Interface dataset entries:
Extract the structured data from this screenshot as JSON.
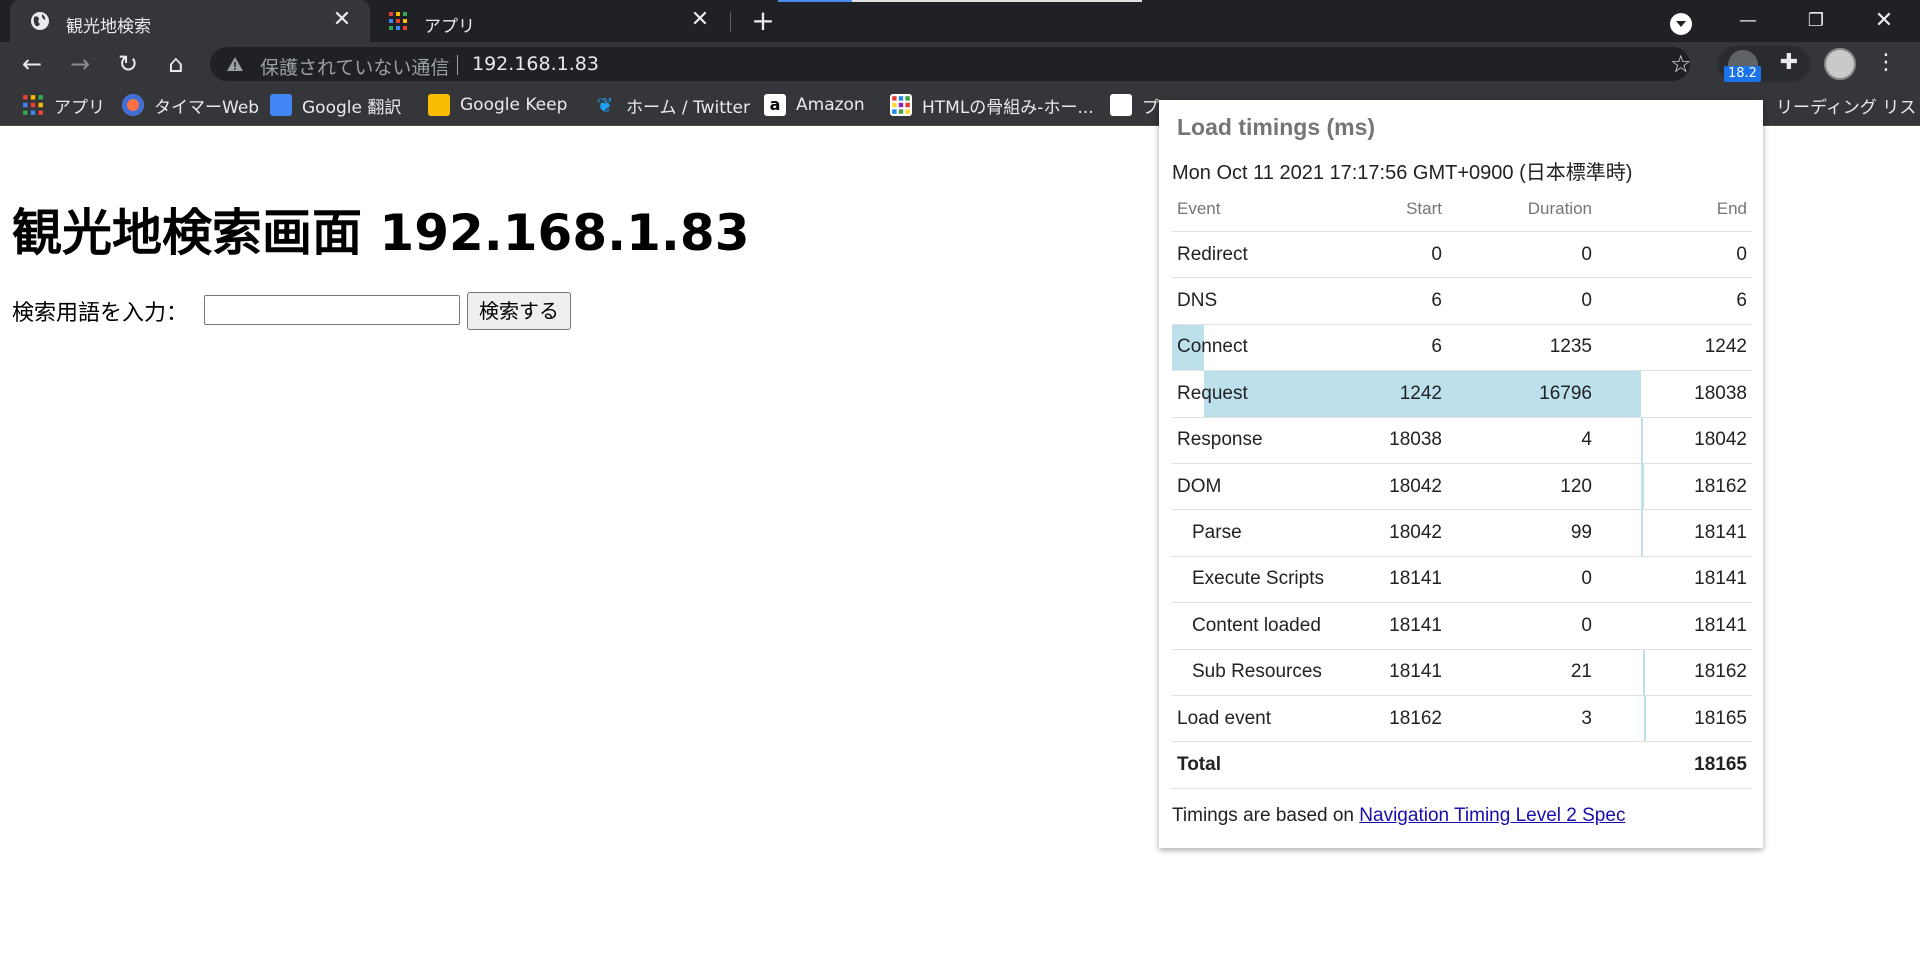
{
  "browser": {
    "tabs": [
      {
        "title": "観光地検索",
        "icon": "globe-icon",
        "active": true
      },
      {
        "title": "アプリ",
        "icon": "apps-grid-icon",
        "active": false
      }
    ],
    "address": {
      "security_text": "保護されていない通信",
      "url": "192.168.1.83"
    },
    "extension_badge": "18.2",
    "bookmarks": [
      {
        "label": "アプリ",
        "icon": "apps-grid-icon"
      },
      {
        "label": "タイマーWeb",
        "icon": "timer-icon"
      },
      {
        "label": "Google 翻訳",
        "icon": "google-translate-icon"
      },
      {
        "label": "Google Keep",
        "icon": "google-keep-icon"
      },
      {
        "label": "ホーム / Twitter",
        "icon": "twitter-icon"
      },
      {
        "label": "Amazon",
        "icon": "amazon-icon"
      },
      {
        "label": "HTMLの骨組み-ホー...",
        "icon": "html-grid-icon"
      },
      {
        "label": "プ",
        "icon": "playstation-icon"
      }
    ],
    "reading_list": "リーディング リスト"
  },
  "page": {
    "heading": "観光地検索画面 192.168.1.83",
    "search_label": "検索用語を入力：",
    "search_value": "",
    "search_button": "検索する"
  },
  "popup": {
    "title": "Load timings (ms)",
    "date": "Mon Oct 11 2021 17:17:56 GMT+0900 (日本標準時)",
    "columns": {
      "event": "Event",
      "start": "Start",
      "duration": "Duration",
      "end": "End"
    },
    "rows": [
      {
        "event": "Redirect",
        "start": "0",
        "duration": "0",
        "end": "0",
        "indent": false
      },
      {
        "event": "DNS",
        "start": "6",
        "duration": "0",
        "end": "6",
        "indent": false
      },
      {
        "event": "Connect",
        "start": "6",
        "duration": "1235",
        "end": "1242",
        "indent": false
      },
      {
        "event": "Request",
        "start": "1242",
        "duration": "16796",
        "end": "18038",
        "indent": false
      },
      {
        "event": "Response",
        "start": "18038",
        "duration": "4",
        "end": "18042",
        "indent": false
      },
      {
        "event": "DOM",
        "start": "18042",
        "duration": "120",
        "end": "18162",
        "indent": false
      },
      {
        "event": "Parse",
        "start": "18042",
        "duration": "99",
        "end": "18141",
        "indent": true
      },
      {
        "event": "Execute Scripts",
        "start": "18141",
        "duration": "0",
        "end": "18141",
        "indent": true
      },
      {
        "event": "Content loaded",
        "start": "18141",
        "duration": "0",
        "end": "18141",
        "indent": true
      },
      {
        "event": "Sub Resources",
        "start": "18141",
        "duration": "21",
        "end": "18162",
        "indent": true
      },
      {
        "event": "Load event",
        "start": "18162",
        "duration": "3",
        "end": "18165",
        "indent": false
      }
    ],
    "total_label": "Total",
    "total_value": "18165",
    "footer_text": "Timings are based on ",
    "footer_link": "Navigation Timing Level 2 Spec"
  }
}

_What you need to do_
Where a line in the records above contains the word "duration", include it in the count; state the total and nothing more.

_Finished exercise_
12